**Data for the task**
-=-=-

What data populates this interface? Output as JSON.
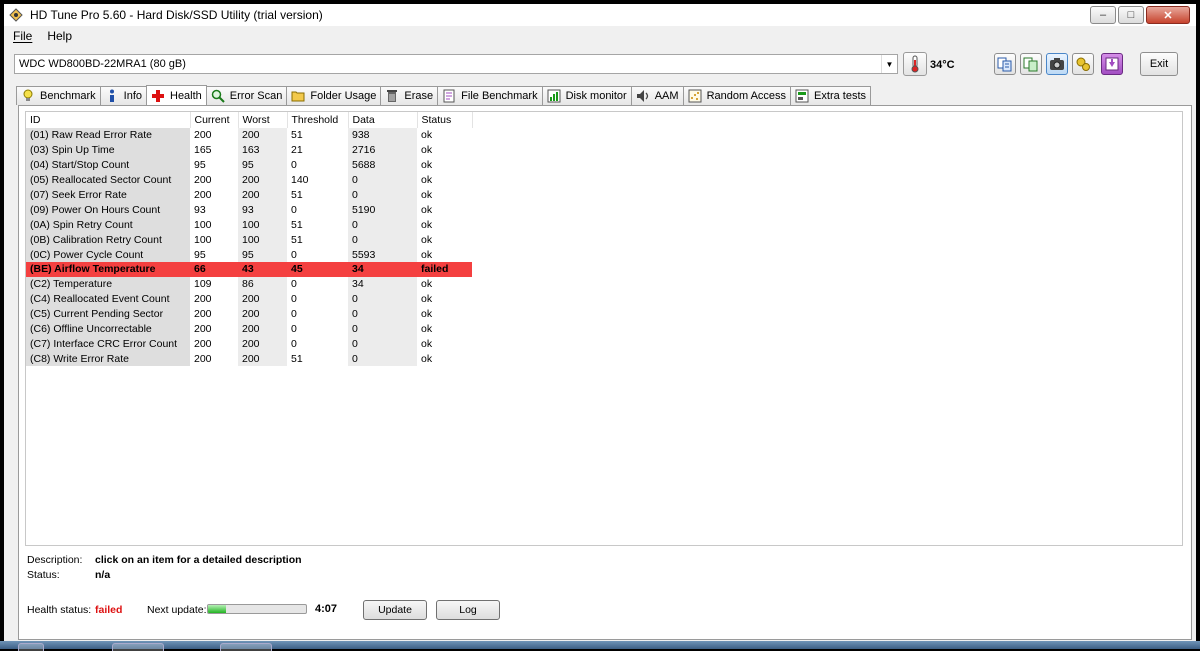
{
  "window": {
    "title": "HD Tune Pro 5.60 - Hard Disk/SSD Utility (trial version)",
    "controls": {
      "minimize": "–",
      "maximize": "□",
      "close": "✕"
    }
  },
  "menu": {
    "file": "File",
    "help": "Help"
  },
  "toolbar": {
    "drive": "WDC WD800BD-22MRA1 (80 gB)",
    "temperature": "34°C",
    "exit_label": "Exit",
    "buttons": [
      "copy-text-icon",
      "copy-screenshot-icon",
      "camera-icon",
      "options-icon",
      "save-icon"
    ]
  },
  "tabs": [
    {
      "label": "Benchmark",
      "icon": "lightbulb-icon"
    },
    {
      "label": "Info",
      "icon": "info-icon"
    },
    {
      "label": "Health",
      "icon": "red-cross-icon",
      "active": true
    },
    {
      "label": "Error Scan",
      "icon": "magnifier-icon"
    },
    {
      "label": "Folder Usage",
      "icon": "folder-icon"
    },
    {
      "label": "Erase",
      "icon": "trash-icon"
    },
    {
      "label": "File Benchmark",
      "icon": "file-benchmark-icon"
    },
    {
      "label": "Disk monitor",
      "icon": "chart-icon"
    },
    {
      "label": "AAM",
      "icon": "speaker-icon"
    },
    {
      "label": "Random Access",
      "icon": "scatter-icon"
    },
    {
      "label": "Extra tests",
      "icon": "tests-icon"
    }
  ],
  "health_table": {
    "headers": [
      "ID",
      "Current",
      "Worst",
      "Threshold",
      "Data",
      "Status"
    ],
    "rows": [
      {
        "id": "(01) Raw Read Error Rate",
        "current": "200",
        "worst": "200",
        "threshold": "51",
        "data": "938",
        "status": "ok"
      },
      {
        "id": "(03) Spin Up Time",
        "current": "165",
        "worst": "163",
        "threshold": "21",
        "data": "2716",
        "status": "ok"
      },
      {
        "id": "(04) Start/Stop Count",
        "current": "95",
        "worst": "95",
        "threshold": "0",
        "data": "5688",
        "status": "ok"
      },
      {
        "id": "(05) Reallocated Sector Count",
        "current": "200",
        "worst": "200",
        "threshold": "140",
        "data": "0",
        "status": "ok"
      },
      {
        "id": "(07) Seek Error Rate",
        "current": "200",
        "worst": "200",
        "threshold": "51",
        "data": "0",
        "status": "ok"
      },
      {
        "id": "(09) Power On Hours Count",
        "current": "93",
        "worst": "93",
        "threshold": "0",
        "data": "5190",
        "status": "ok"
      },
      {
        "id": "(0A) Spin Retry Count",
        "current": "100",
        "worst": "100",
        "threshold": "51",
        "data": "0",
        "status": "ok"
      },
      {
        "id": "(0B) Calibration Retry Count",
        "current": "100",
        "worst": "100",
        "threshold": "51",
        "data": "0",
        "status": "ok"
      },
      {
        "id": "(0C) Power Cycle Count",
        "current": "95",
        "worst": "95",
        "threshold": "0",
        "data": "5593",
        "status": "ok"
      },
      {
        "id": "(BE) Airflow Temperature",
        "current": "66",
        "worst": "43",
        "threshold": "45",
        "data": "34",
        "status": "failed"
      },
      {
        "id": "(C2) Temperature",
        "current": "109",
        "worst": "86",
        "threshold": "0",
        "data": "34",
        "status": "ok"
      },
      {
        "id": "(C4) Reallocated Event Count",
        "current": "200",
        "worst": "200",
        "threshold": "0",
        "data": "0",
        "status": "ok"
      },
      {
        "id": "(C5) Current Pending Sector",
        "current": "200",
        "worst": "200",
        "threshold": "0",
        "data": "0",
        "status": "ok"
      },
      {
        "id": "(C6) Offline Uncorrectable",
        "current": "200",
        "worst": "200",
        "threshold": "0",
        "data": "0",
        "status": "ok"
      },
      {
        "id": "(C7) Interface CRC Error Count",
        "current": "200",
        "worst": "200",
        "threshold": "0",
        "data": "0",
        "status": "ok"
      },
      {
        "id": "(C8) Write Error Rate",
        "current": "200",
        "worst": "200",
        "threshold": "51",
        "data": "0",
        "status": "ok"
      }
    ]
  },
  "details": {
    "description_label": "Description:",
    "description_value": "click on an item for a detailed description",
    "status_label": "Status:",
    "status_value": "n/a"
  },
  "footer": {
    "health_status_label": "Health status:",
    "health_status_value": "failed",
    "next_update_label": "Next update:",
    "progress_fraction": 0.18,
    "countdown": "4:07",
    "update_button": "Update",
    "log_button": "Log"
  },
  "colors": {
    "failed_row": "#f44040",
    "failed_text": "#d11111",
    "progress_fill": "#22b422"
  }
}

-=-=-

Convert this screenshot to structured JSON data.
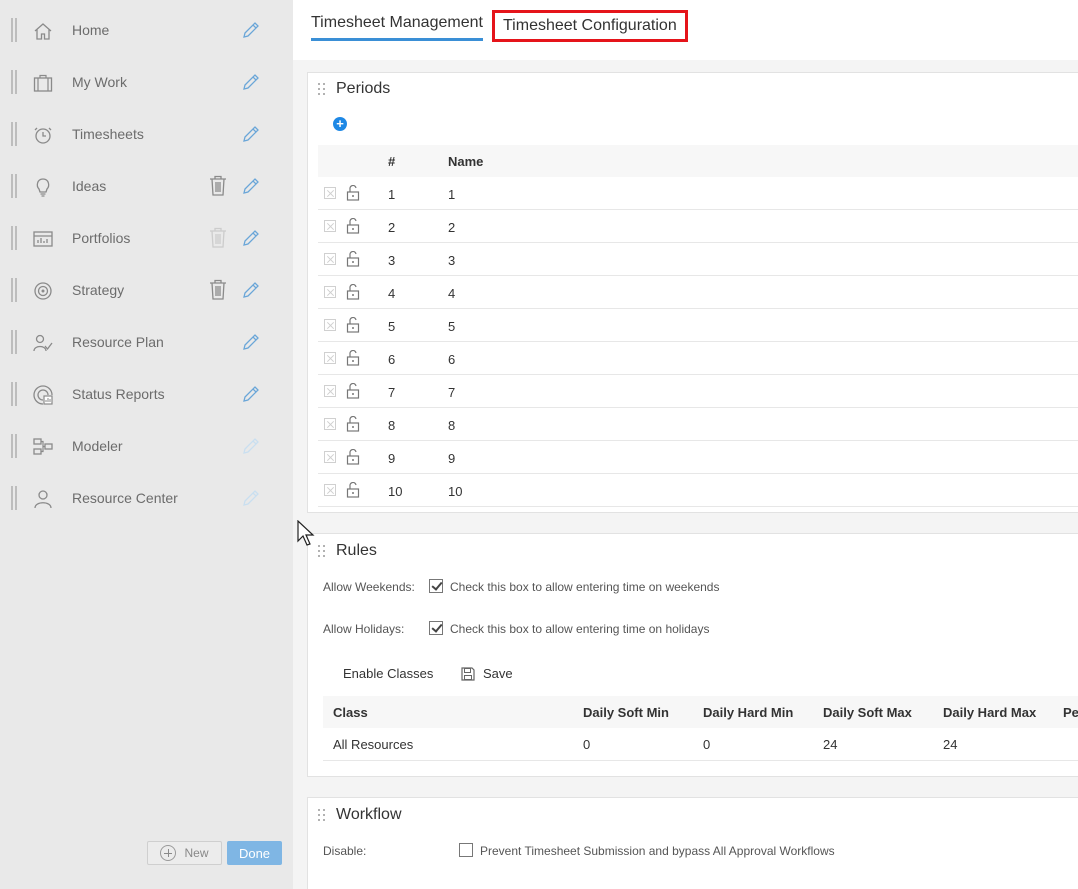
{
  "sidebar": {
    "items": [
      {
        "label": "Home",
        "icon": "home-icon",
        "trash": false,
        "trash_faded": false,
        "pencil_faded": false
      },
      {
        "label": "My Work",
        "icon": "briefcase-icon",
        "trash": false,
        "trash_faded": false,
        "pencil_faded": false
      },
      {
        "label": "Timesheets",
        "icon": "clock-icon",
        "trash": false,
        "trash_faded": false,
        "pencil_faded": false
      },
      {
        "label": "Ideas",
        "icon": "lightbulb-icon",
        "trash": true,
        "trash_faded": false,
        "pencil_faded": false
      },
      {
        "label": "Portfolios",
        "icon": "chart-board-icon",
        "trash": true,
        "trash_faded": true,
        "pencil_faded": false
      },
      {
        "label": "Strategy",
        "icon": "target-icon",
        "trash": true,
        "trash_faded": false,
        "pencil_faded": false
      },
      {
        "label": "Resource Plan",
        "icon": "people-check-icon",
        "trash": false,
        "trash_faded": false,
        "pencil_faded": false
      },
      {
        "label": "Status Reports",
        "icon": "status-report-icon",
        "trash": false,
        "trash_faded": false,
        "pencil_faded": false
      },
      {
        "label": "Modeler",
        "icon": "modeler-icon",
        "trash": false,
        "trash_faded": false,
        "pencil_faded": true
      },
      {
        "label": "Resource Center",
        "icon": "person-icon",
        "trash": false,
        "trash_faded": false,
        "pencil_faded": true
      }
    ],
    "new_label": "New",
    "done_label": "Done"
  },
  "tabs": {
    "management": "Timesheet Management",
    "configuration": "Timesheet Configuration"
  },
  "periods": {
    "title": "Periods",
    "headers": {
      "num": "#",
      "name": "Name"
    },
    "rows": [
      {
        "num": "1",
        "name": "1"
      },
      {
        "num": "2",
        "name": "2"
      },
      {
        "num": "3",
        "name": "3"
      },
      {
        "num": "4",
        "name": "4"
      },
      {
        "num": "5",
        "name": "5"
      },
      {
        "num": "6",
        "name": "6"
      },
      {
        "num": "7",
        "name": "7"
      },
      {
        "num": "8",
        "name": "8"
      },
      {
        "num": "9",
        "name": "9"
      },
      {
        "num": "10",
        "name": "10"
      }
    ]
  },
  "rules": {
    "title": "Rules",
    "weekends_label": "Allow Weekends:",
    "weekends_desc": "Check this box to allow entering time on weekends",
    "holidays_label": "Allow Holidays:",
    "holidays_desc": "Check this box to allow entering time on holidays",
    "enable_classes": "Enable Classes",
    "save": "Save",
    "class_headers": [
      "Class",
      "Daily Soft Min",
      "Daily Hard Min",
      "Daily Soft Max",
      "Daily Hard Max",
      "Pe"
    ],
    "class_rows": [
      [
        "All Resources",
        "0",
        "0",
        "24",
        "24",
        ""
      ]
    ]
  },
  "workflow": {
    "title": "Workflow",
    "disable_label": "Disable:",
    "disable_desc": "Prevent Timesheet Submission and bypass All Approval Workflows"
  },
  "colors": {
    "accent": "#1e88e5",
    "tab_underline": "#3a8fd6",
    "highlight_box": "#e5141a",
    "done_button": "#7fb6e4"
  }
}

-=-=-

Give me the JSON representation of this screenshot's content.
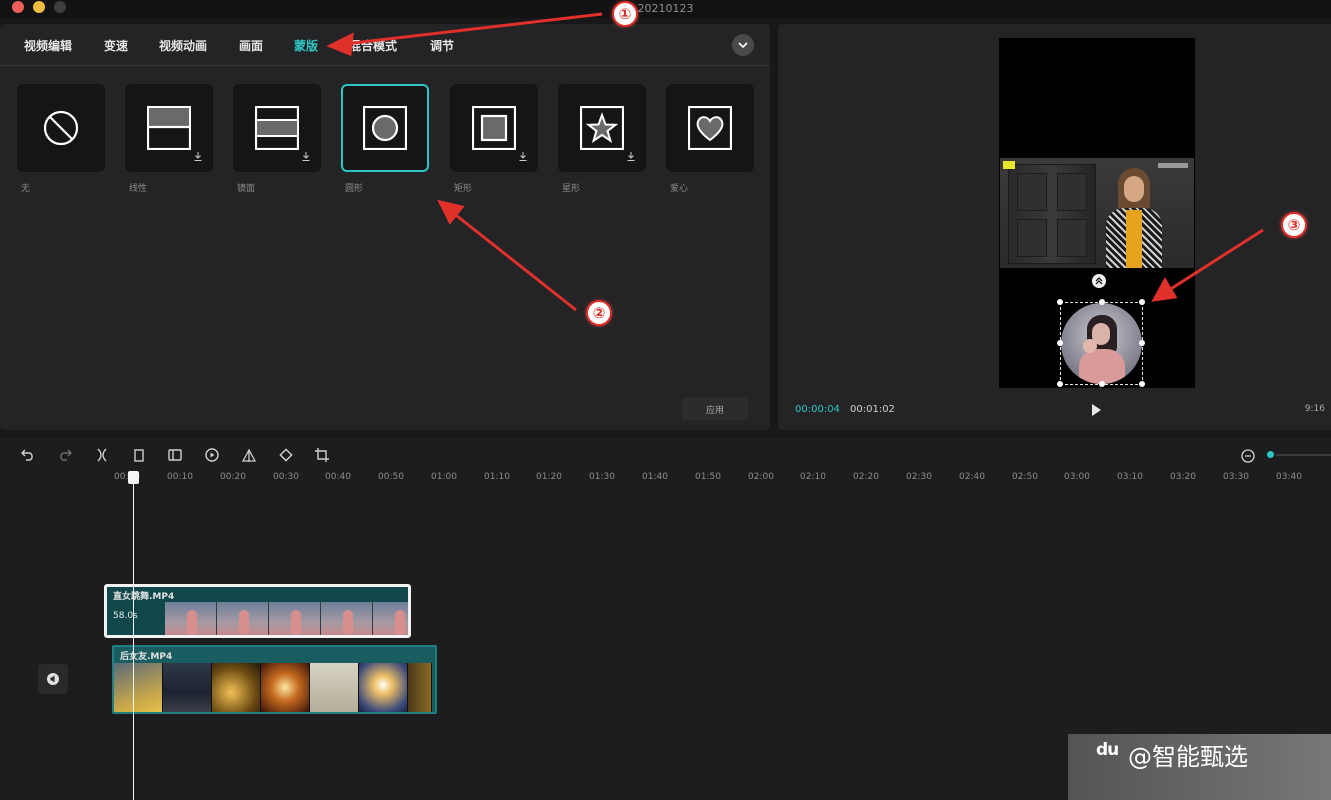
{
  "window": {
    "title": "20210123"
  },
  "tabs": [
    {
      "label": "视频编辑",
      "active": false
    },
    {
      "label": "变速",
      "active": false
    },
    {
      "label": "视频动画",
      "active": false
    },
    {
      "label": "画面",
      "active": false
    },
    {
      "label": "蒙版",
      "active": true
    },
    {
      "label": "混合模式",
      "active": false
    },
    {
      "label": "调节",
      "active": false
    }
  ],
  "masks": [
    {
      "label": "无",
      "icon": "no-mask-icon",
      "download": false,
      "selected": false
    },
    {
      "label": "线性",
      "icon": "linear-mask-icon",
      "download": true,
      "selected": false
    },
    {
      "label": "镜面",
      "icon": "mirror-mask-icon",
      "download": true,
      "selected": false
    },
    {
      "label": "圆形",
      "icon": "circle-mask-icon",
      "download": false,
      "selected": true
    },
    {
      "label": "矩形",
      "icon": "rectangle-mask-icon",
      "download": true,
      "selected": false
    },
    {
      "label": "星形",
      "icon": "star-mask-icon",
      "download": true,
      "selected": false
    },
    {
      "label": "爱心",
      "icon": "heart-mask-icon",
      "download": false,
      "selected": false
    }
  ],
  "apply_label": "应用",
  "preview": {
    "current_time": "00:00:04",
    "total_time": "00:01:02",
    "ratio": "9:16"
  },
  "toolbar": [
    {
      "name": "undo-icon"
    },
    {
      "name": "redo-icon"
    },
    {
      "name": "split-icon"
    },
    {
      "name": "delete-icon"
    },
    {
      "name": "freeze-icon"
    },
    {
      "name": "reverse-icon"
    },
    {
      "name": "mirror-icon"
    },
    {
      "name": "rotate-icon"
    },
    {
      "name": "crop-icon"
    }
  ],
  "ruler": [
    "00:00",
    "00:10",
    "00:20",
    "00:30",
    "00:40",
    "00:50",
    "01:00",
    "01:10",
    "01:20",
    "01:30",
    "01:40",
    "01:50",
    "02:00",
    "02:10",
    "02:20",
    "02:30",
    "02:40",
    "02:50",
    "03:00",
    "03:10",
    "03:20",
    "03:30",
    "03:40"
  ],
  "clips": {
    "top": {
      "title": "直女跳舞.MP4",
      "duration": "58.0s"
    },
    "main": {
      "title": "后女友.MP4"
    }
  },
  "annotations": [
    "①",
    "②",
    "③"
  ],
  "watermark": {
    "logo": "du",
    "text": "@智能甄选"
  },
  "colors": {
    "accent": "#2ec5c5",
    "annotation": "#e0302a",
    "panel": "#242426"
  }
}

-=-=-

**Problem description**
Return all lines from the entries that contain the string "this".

**Exercise output**
What data populates this interface? Output as JSON.
Convert this screenshot to structured JSON data.
    "weekends_desc": "Check this box to allow entering time on weekends",
    "holidays_desc": "Check this box to allow entering time on holidays",
Give me the JSON representation of this screenshot's content.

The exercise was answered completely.